Analysis of Parent Source Material of Calcium Bentonite in Smith County, Mississippi
Kayla Calhoun, Brenda Kirkland, Darrel Schmitz, and James May
Mississippi State University
Bentonite deposits of the Glendon and Bucatunna formations (Luper, 1972) of the Oligocene Vicksburg Group located in Smith County, Mississippi were examined to determine the depositional environment, diagenetic history and origin of the bentonite. The Mississippi bentonite deposits consist of calcium montmorillonite, a smectite clay with an aluminum silicate and calcium structure. A widely accepted theory is that calcium bentonite deposits formed as a result of weathering of volcanic ash deposits. The hypothesis tested is that the Glendon and Bucatunna formations bentonite deposits are not a result of weathered volcanic ash, but are a result of weathered marl. Core samples were drilled from the Chisholm bentonite mine near Raleigh in Smith County. Samples studied by X-ray diffraction (XRD), scanning electron microscopy (SEM), and the petrographic microscopy revealed zones of poorly sored angular quartz grains, glauconite, pyrite, organic matter, marine fossils (coccoliths, echinoderm fragments, benthic and planktonic foraminifera), abundant bacteria, micrite, and evidence of extreme diagenesis resulting in significant microporosity (max 24%). Abundant bacteria (filamentous, coccus and bacillus) along with nanometer-scale organic textures are consistently associated with bentonite, illite, and/or smectite. To date, no evidence of volcanic ash has been found. It appears that the clays in the Glendon and Bucatunna formations of Smith County, Mississippi formed from the weathering, including bacterial activity, of glauconite-bearing marl.

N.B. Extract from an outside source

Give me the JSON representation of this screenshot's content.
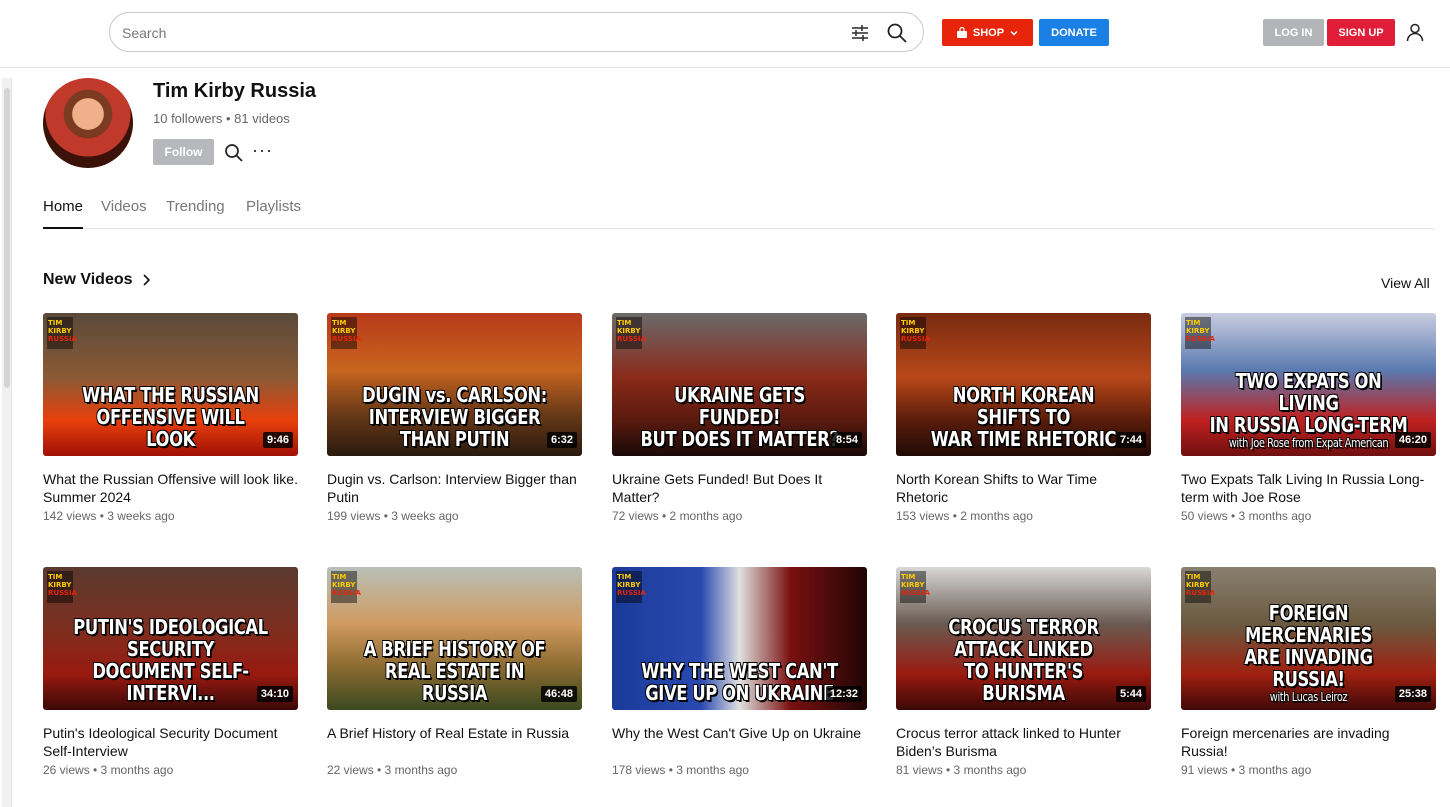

AAPG Search and Discovery Article #90182©2013 AAPG/SEG Student Expo, Houston, Texas, September 16-17, 2013